Give Your Course a Complete 360

As you wander through rooms of the assistive technology lab, you notice it’s much larger than you thought it would be. Your instructor said there would be plenty to explore, but he didn’t mention it would be an entire lab. After looking around a few rooms, though, everything goes dark. Fumbling for a minute, you find the charger for your laptop and boot your computer back up. The screen flickers to life as the virtual lab lights up the screen again.

For students in Ohio State’s online assistive technology certificate program from the School of Health and Rehabilitation Sciences, this virtual lab will serve as a classroom for students to explore, interact with and learn from for an entire semester. With an infinite number of environments to choose from, Ohio State instructors can create virtual spaces to host their online courses.

Built as part of the course design process with the Office of Distance Education and eLearning (ODEE), the virtual lab is one of the foundations of Introduction to Assistive Technology. The course, launched in autumn 2019, is the first in the new certificate program teaching students at the undergraduate and graduate level, in addition to working professionals, how to incorporate assistive technology into a career in physical rehabilitation and therapy.

“It’s the integration of technology into health sciences,” said Carmen DiGiovine, an Ohio State associate professor and director of Rehabilitation Science and Technology at Ohio State’s Assistive Technology Center. “This course stands out in that it takes the two fields and it blends them together.”

Despite being taught entirely online, the course aims to help students learn how to assess clients with disabilities in person in order to determine what type or types of assistive technology could help them be more independent.

The course is organized into two parts: The first half forms a foundation around assistive technology, and the second half focuses on specific assistive technologies such as motorized wheelchairs and vehicle pedal extensions. Students perform practice assistive technology assessments throughout the semester before delivering a formal assessment that should leave them feeling confident in their abilities to conduct technology assessments for real clients.

Throughout the course, students are also encouraged to explore the virtual lab, a recreation of the Assistive Technology Center at The Ohio State University Wexner Medical Center, in order to find “hot spots.” Released week by week, these 17 hot spots contain helpful material such as video interviews with real assistive technology clients and up-close introductions to a variety of smart assistive home technology including video doorbells and eye-controlled tablets.

The virtual lab is a boon for online students, who may not have access to such a facility.

“Not everyone can go to a university that is moving this (field) forward, and they can’t get to Ohio State,” said DiGiovine. “So, for that cohort of students that are interested in this, this is an easy way to have access to this information that they can then turn into a career path and will be able to support individuals with disabilities.”

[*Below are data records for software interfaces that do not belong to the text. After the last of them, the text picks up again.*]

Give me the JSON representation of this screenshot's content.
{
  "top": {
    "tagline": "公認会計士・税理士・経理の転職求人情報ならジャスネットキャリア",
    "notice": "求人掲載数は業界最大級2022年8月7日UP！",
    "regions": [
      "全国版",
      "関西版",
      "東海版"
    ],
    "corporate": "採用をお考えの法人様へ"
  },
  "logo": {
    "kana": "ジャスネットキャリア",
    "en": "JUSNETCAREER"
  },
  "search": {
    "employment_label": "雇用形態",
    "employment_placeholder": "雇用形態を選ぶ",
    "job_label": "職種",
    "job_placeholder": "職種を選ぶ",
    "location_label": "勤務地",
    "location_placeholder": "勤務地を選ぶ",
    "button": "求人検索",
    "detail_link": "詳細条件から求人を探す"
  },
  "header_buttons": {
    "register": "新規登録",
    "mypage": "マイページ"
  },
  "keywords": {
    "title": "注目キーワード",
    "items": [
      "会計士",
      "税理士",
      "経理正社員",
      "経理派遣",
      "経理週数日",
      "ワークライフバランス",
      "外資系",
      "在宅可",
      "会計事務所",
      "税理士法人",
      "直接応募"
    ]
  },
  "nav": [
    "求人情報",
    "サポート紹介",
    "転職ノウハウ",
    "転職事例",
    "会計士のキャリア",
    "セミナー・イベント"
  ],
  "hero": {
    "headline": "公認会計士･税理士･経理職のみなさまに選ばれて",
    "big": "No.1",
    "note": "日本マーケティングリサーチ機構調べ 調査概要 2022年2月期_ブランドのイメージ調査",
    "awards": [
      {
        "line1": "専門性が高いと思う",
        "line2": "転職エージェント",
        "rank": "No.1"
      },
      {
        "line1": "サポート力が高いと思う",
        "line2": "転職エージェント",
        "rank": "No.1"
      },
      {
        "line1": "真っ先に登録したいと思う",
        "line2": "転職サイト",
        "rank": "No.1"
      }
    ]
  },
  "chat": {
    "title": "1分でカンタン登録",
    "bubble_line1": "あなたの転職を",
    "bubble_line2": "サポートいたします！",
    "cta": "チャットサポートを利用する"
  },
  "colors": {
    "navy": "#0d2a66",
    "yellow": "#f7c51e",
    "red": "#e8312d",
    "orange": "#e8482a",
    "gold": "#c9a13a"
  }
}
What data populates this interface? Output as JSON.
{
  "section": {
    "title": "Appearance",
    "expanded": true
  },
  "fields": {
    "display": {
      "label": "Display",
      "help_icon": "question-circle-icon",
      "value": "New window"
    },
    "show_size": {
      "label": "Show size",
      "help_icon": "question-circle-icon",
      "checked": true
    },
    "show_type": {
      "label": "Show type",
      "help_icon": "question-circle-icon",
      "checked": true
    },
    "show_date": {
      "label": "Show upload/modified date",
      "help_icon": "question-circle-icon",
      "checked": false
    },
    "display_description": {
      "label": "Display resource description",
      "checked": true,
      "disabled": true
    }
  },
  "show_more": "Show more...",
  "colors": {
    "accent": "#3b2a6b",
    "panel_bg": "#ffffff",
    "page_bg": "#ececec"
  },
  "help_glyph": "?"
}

The virtual lab was created using a camera comprised of six lenses and four microphones. Once images are captured for every room, the photos are digitally stitched together and put into a creation platform called ViRA, which allows students to jump from room to room using a mouse or a virtual reality headset.

ODEE educational technologists premiered the 360-video technology in autumn 2018 in a nutrition and fitness course. The ViRA feature in that course had only one virtual room and included only a few hot spots for students to interact with. But even that basic functionality is worlds beyond what many people think of when they imagine distance education.

“Online courses five or 10 years ago were all just PDFs and voice over PowerPoint content notorious for being dry, text-heavy courses that were easier than the in-person course,” said Scott Nelson, instructional design video coordinator for ODEE. “But I think our team has done a great job in flipping the mold on that (perception) by creating really content rich courses that are as good, if not better than their in-person equivalent.”

In fact, lectures with PowerPoint presentations were DiGiovine’s original plan for the course before he began working with the ODEE instructional design team. But when he saw what was possible using 360-degree video, DeGiovine was inspired.

“I was very excited because of their (instructional designers’) ideas and was very excited because of their willingness to try new things,” he said.

ODEE’s instructional designers and educational technologists are a support for instructors, showing them what can be done and what could work best for their course.

“Our instructional designers are almost like an interior designer for instructors’ homes,” said Nelson. “It’s their home, so they get to say what they want and what they’re thinking. Instructional designers are just there to help shape it and mold it and show you what’s possible.”

To learn how an instructional designer can help you with your course, contact the distance education team.